An Antiquarian's Tale, Issue 188

Clinton Howell Antiques - July 4, 2022 - Issue 188

An Appreciation of English Antique Furniture

A semi biographical journey of my life in the English Decorative Arts

FOur days in Brussels with dealers from around the world is a kind of heaven for me. As I said last week, we are not large businesses, most of us are running our own show with the occasional assistance of one or two other people. We have shared concerns, complaints, stories and successes that people outside of the world of dealing just can't understand. I stayed in the Sablon area which is the hub of the dealing world in Brussels, largely dominated by tribal arts dealers, but with a fair number of other sorts of dealers as well. It is a picturesque area with a market square which is put to use not just for markets but for dinners on Thursday night which I was able to attend and enjoy as I found a properly made and very good zabaglione being prepared at one of the stalls in the market. When I ordered ten, for all the dealers I was eating with, the chef widened his eyes and mimicked my ten outspread fingers and mouthed ten with a look of disbelief. No problem, ten minutes later, we were eating the best zabaglione I have had in years.

I was in Brussels for the Annual General Meeting of CINOA (a French acronym for the one world wide dealer federation) where we gathered to discuss what lawmakers are doing that affect the art and antiques trade. To start, it is distressing to me how legislatures around the globe don't think about small businesses. We are micro-businesses that generally make small amounts of money (it varies according to what you are dealing) and legislatures think next to nothing about adding more paperwork and hoops to jump through to do with all sorts of things from export licenses, CITES licenses, customer identification, etc.--it can be a very long list, particularly if what you deal in is considered culturally sensitive to someone. Brussels is one of the many homes of a sizable group of tribal arts dealers and they are particularly affected by these regulations which, more often than not, cross the successive lines of absurdity, inanity and insanity--a Kafkaesque potpourri of hoops to jump through. The assumption by legislators is that dealers should have provenance going back to when the object first emerged in the market--never mind that trading is what man has done since time immemorial and that the receipt is a relatively modern invention.

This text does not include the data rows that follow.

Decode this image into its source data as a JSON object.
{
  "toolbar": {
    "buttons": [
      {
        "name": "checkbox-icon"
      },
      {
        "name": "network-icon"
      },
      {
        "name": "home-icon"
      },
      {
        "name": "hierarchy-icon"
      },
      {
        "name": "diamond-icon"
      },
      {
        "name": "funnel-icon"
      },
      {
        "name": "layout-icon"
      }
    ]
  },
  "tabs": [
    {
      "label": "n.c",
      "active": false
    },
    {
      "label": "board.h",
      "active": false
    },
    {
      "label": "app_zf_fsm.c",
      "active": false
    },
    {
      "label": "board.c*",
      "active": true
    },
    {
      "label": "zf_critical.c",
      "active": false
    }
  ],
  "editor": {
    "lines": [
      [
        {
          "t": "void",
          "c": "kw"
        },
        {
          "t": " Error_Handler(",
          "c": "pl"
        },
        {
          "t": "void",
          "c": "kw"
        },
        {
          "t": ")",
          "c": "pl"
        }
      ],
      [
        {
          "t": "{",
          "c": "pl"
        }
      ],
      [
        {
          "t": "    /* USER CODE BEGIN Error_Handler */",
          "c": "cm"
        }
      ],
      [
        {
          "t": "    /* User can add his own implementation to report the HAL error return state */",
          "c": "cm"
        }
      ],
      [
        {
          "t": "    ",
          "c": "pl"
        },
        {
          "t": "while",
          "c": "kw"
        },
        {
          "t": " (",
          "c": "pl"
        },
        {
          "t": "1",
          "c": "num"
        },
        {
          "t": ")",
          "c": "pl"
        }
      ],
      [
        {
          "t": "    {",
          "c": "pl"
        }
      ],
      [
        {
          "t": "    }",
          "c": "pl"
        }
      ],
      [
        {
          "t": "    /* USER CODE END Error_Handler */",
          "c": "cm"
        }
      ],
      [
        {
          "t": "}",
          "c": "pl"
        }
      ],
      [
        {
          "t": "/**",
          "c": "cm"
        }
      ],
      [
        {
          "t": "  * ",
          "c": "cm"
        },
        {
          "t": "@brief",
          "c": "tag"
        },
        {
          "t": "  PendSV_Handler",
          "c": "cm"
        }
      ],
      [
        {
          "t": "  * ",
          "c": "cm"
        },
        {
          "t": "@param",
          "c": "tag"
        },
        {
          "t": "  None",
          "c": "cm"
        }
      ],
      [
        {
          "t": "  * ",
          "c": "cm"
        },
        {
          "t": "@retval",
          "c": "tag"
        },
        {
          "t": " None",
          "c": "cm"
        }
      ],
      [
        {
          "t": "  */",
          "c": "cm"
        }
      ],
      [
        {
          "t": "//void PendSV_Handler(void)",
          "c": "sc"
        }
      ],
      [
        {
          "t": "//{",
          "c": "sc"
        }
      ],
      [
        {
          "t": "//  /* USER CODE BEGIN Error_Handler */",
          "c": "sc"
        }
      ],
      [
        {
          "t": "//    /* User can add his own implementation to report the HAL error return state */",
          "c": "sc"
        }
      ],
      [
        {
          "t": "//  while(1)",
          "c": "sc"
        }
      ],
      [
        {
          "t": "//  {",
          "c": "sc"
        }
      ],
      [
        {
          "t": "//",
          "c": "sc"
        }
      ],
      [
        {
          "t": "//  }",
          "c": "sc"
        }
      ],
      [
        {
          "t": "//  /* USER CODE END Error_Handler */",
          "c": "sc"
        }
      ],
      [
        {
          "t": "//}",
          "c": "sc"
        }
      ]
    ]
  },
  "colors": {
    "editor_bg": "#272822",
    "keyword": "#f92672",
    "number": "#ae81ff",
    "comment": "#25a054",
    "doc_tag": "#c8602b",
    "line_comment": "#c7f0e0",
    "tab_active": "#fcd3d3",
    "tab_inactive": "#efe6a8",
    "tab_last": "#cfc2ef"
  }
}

CINOA, of which I am the President, is seriously underfunded. I do my damnedest to guilt independent dealers to join organizations and to help increase our clout, but this is another trait of small independent business people--to go it alone and to somehow cope with whatever gets thrown at you. It isn't as if joining an organization is that expensive (at least most organizations) and supporting us will, I believe, have a positive outcome, at least in Europe. The United States is another problem, but without a doubt, although we in the U.S. have less paperwork and fewer regulations, I tell my American colleagues that what happens in Europe is a foreshadowing of what will happen in the U.S. (And vice-versa.) Most galling, however, is how aligned industries are oblivious to what is happening. The auction houses, for example, generally want to carve out exceptions for themselves, but I say to them that a blockage happening in one area will sooner or later gum up everything. And the art fairs? These are the groups that directly rely on dealers--that they are ignoring what is happening is a little like growing the same crop in the same field year after year without thinking that the land just might need a little fertilization and rejuvenation. After this trip, I can at least say that I know where to find a good zabaglione--will I have any colleagues to eat it with remains the question?